by Spencer Ng, exclusive to ZDNetAsia
Singapore, 8 June 2000 - Digital television which merges the interactivity of the internet with the audio-visual capabilities of television will have the potential to generate more dollars for the broadcast industry.
A logo at the bottom of the digital television screen would generate huge amounts of advertising revenue. A click on an icon that appears on the screen of a digital television would enable e-commerce transactions, bringing home shopping to new dimensions.
In addition, a multi-window display will be able to provide viewers with news of weather, stocks and sports and a user interface (the screen itself) that can enable more data and transaction possibilities to be put up if the viewer so desires.
Besides offering value propositions to the broadcasting corporations and the advertisers, it also offers business opportunities to technology providers as the window for application development grows. As e-commerce finds another launchpad to propel itself forward, you can expect cannibalization of non-convergent technologies.
From the end-user's point of view, there will be greater flexibility in choosing the amount of interactivity that you want as you can view a program uninterrupted by extra data by simply clicking it away.
Power to the consumer

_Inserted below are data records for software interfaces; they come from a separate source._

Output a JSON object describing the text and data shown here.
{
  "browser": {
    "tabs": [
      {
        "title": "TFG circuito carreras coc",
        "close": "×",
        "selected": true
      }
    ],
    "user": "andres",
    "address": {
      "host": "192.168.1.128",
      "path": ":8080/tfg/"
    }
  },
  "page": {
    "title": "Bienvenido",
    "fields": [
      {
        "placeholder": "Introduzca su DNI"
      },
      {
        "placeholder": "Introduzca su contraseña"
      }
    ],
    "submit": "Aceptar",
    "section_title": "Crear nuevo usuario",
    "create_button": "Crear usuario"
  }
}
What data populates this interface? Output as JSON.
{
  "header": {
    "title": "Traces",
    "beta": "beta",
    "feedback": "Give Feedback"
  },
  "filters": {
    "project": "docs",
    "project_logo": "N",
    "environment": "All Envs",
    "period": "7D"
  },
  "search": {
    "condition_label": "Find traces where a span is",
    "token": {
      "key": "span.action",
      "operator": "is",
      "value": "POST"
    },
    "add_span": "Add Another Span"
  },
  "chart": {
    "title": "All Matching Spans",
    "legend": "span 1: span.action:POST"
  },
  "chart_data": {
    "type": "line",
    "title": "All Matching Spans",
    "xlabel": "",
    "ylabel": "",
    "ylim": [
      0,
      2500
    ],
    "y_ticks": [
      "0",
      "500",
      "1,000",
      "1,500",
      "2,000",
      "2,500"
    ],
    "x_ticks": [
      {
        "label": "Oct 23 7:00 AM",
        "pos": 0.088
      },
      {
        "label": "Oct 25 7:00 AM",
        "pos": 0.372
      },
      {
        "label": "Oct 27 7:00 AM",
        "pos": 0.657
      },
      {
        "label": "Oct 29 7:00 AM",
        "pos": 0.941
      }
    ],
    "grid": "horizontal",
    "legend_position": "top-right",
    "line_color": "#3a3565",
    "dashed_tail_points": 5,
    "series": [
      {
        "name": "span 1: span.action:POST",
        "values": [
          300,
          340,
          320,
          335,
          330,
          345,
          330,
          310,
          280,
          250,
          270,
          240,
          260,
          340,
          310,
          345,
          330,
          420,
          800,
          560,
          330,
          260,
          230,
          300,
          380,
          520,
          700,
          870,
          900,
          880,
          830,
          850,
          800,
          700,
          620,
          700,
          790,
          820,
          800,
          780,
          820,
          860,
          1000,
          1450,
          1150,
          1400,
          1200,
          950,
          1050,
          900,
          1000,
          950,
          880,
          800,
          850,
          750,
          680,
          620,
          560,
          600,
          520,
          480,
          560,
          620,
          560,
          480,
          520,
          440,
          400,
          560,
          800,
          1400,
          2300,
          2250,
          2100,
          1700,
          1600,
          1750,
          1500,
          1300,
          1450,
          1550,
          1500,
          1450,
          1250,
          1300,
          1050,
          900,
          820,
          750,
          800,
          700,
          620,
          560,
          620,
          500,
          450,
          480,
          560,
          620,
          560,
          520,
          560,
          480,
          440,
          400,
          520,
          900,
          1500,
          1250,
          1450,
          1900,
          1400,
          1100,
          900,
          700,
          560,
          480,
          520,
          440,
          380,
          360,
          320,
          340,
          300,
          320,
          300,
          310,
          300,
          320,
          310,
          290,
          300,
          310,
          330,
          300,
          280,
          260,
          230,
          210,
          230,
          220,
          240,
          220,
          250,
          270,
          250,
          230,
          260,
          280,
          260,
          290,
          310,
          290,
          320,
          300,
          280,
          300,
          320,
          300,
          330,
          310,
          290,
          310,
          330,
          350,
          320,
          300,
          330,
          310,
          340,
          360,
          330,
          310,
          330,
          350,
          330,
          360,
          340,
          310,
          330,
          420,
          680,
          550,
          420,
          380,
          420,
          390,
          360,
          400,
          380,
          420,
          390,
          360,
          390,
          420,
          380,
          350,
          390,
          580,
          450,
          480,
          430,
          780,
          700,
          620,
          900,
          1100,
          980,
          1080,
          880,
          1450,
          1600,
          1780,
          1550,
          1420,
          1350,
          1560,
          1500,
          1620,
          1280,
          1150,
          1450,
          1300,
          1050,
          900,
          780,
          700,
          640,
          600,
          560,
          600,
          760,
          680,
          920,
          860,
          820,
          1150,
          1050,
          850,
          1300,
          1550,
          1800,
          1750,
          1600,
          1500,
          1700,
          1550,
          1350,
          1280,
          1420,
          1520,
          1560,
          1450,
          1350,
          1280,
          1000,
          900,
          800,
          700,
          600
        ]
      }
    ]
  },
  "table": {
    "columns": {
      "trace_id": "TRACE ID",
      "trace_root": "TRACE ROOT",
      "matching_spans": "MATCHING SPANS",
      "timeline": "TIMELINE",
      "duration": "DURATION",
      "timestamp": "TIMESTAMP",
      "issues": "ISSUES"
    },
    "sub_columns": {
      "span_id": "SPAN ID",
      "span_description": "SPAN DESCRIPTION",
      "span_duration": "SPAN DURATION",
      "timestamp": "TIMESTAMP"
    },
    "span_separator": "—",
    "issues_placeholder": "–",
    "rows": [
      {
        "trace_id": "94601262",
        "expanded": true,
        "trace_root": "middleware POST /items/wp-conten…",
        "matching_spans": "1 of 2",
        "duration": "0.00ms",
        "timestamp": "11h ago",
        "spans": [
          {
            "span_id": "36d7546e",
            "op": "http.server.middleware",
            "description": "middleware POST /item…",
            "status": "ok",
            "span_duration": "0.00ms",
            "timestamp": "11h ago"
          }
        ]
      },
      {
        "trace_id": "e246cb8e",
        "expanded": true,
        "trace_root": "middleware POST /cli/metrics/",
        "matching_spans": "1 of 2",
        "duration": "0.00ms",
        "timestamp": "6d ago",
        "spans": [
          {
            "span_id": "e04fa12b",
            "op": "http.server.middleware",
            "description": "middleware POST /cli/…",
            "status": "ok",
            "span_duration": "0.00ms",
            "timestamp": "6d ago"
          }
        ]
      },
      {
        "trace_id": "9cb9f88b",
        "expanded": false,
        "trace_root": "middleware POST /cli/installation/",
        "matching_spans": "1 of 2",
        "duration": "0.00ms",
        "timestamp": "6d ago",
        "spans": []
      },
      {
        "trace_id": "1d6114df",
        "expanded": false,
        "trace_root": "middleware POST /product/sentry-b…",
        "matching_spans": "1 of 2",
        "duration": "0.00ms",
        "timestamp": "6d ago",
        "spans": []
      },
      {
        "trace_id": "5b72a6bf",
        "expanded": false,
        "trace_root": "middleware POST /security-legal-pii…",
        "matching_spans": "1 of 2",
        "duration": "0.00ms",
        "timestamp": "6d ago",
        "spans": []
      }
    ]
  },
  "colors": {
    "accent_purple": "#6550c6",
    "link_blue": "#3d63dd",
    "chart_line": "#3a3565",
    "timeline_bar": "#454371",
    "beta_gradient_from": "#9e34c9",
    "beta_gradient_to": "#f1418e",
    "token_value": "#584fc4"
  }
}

According to H Tholen, a general manager for Philips Digital Networks, "the user can now, through a rating device, upload his program preferences to the service provider who will then customise the program to suit the viewer".
So in addition to having the ability to view programs based on individual preference, individuals can have somebody else do that job for them.
Another benefit for the end-user is that as technology converges, "eventually your e-mail, television, fax and telephone might have a single gateway, which would also mean a single wire into your home, a uniform graphic user interface and even a single bill", said Mr Tholen.
One of the many benefits of (DTV) is its ability to give the viewer content on demand at a click away. But the problem lies in the fact that currently bandwidth is insufficient to support this technology for the mass market.
According to Dr Richard Chernock, senior engineer for IBM, the adoption of standards based on XML such as IOTP (Internet Open Trading Protocol) and OFX (Open Financial eXchange) would greatly benefit the deveolpment of e-commerce in the TV marketplace.
This would present the viewer with an easy-to-use and consistent interface to simplify transactions, just as a TV-user, unlike a PC-user, would not have a keyboard to key in complicated commands.